Yesterday was a flurry of activity as far as my road bikes went. Spring is just around the corner already! I lucked out, timing wise because I had to pick up a check in Flint, just 13 miles from my home. I also had my Trek in the back seat because it’s Thursday so I was taking the bike and trainer home for the weekend… A perfect storm of happenstance.
After picking up the check, I headed straight to the bike shop to pick up yet another shifter cable and to look into touching up some paint that chipped (DAMMIT) because I dropped my chain frogging around with my front derailleur the other day. Long story kind of shorter, I hate the older STI shifters that don’t route the shifter cables under the bar tape…
Worse, on many bike models, you can cross the cable housings on the opposite side of the bike, then cross the cables under the down tube, which saves the head tube paint from being rubbed by the shifter cable housing when the wheel is turned… Not my 5200. The bosses, where the cable housings attach to the frame, are too high on the down tube which causes the cables to rub the down tube when they cross the down tube. I had to settle for paint protection stickers but I didn’t like the way the cables crossed in front of the bike with the original length of the cable housings.
Over the few days that I’ve had the bike back, the more I thought about it, the more it drove me nuts.
Yes, as a matter of fact, it is good to have my problems.

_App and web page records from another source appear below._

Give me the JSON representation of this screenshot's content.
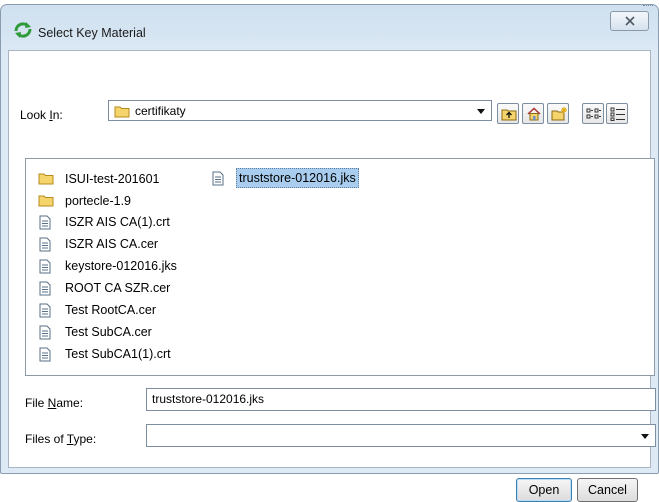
{
  "window": {
    "title": "Select Key Material",
    "close_symbol": "☒"
  },
  "look_in": {
    "label_pre": "Look ",
    "label_u": "I",
    "label_post": "n:",
    "value": "certifikaty"
  },
  "toolbar": {
    "up_folder_icon": "up-folder-icon",
    "home_icon": "home-icon",
    "new_folder_icon": "new-folder-icon",
    "list_view_icon": "list-view-icon",
    "details_view_icon": "details-view-icon"
  },
  "files": [
    {
      "name": "ISUI-test-201601",
      "type": "folder"
    },
    {
      "name": "portecle-1.9",
      "type": "folder"
    },
    {
      "name": "ISZR AIS CA(1).crt",
      "type": "file"
    },
    {
      "name": "ISZR AIS CA.cer",
      "type": "file"
    },
    {
      "name": "keystore-012016.jks",
      "type": "file"
    },
    {
      "name": "ROOT CA SZR.cer",
      "type": "file"
    },
    {
      "name": "Test RootCA.cer",
      "type": "file"
    },
    {
      "name": "Test SubCA.cer",
      "type": "file"
    },
    {
      "name": "Test SubCA1(1).crt",
      "type": "file"
    },
    {
      "name": "truststore-012016.jks",
      "type": "file",
      "selected": true
    }
  ],
  "file_name": {
    "label_pre": "File ",
    "label_u": "N",
    "label_post": "ame:",
    "value": "truststore-012016.jks"
  },
  "files_of_type": {
    "label_pre": "Files of ",
    "label_u": "T",
    "label_post": "ype:",
    "value": ""
  },
  "buttons": {
    "open": "Open",
    "cancel": "Cancel"
  },
  "colors": {
    "selection": "#a8cdee",
    "folder": "#f5d56b"
  }
}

Anyway, from the cockpit, it looked like one cable was off slightly which threw the whole sight line off. Stupid things like this will drive me nuts, given I notice it in the first place. I decided to snip one of the cables to see if I could even it up a little better. Brilliant, right?

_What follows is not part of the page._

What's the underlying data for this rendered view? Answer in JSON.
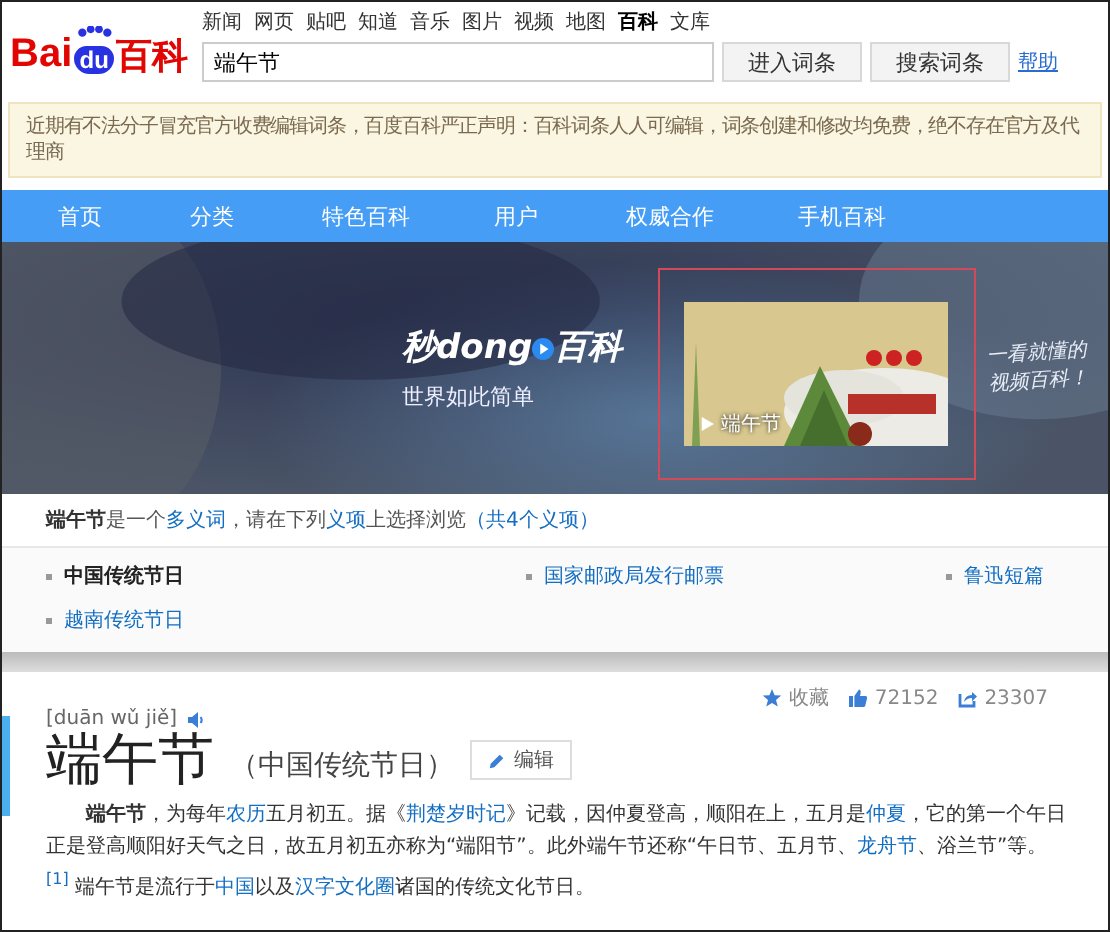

When I snipped the cable, I increased the angle that the cable and housing had to bend to make it to the boss. This made the front derailleur impossible to index properly. I stopped by and picked up a new length of housing Wednesday evening. Then I got the bright idea to install it before I rode at lunchtime yesterday. With the longer housing, I barely had enough cable to snug it into the derailleur… I only had a quarter of an inch above the bolt. It shifted right though, so I got the derailleur where I needed it to ride and left it alone…
So anyway, it was off to the shop for a new cable:
Matt also installed a protective plate over the tiny paint chip (brilliant!):
When I got home, my wife had a friend over. Being the cool guy I am, I unpacked my stuff and headed straight for the bedroom so they could continue their conversation without worrying about me hearing it.
While I was sitting there, I got to looking at my Venge and decided while I was sequestered I may as well get the stem cut down. I’d been wanting to get to that done since last summer anyway. Here it is before:
That’s 15 mm of spacer on top of the stem… and in my world, that looks obnoxiously goofy. It had to be fixed. So I disconnected the brake line, loosened up the stem bolts, took off the spacers…
Took the stem off the stem/handlebar, the wheel, and the fork and took the fork back to the shop. Matt cut it down, gave it back to me (3 minutes, maybe 4) and I was out the door again. When I got home, I took the bearings and washers out of the frame, cleaned the dirt off, lubed the bearings and replaced everything. I reconnected the brake line, centered up the stem, wheel, main cap and the computer and voila!
Now here’s my setup:
Was I being picky? Absolutely. It was worth the trouble though.
So that’s it… The Trek is now perfect as I can get it, the Venge has a clean and stylish headset, and I’m ready for spring. Everything is cleaned, lubed, polished and good to go.
Now all we need is some sunshine and 55 degree temps… At least for the Venge. The Trek will get mileage in everything but snow.